The output should be all lines of the entries below in which the word "documents" occurs.

RECORD EXCERPTS below:

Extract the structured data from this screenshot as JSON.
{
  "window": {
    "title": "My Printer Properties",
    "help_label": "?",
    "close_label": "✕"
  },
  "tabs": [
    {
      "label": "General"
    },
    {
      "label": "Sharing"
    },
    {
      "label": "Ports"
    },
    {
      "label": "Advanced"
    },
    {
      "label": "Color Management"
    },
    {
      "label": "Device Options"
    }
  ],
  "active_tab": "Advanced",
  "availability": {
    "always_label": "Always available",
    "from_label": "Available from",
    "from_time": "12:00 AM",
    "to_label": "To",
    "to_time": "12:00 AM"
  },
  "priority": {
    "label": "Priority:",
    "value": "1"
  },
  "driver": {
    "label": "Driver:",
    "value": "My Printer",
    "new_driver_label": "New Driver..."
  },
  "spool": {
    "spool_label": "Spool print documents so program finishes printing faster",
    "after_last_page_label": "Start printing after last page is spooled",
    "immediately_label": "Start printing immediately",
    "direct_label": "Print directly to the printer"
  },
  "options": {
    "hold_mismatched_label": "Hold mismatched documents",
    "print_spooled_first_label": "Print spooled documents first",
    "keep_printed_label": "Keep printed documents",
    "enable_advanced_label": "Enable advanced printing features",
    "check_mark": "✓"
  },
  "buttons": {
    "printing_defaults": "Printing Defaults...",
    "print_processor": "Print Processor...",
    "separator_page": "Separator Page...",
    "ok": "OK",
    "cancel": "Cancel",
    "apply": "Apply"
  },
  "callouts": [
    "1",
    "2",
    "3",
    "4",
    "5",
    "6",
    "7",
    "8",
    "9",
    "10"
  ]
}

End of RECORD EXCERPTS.

TASK RESPONSE ::
    "spool_label": "Spool print documents so program finishes printing faster",
    "hold_mismatched_label": "Hold mismatched documents",
    "print_spooled_first_label": "Print spooled documents first",
    "keep_printed_label": "Keep printed documents",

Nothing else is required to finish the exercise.